MATERIAL PROVIDED -
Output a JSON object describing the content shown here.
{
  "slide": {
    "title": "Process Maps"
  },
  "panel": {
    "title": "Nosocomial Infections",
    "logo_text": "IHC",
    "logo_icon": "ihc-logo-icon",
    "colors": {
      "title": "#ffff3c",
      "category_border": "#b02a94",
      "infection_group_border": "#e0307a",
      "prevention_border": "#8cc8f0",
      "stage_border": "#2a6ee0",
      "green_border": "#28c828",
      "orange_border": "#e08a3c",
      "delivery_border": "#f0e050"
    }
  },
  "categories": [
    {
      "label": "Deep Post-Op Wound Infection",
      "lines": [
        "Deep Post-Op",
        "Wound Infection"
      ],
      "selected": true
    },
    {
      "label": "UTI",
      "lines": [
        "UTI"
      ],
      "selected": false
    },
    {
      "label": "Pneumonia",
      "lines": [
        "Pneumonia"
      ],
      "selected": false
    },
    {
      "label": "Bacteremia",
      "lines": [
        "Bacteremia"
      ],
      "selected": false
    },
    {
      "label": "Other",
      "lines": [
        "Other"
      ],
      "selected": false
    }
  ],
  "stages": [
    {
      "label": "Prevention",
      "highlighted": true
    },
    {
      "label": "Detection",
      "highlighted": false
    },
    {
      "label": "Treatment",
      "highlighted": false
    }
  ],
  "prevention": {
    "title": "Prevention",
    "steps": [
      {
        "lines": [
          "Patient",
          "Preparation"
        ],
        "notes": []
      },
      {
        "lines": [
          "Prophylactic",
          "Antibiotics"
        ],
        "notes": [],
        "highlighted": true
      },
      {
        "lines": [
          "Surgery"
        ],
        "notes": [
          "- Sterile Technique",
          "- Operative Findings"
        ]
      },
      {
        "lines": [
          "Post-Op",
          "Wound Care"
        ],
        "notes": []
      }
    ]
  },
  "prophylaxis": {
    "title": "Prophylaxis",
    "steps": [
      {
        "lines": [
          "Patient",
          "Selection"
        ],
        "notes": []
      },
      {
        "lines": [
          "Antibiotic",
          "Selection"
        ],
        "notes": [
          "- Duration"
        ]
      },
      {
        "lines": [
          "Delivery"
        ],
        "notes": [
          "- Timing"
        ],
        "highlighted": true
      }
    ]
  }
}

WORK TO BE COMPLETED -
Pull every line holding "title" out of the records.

REPLY TO THE TASK -
    "title": "Process Maps"
    "title": "Nosocomial Infections",
      "title": "#ffff3c",
    "title": "Prevention",
    "title": "Prophylaxis",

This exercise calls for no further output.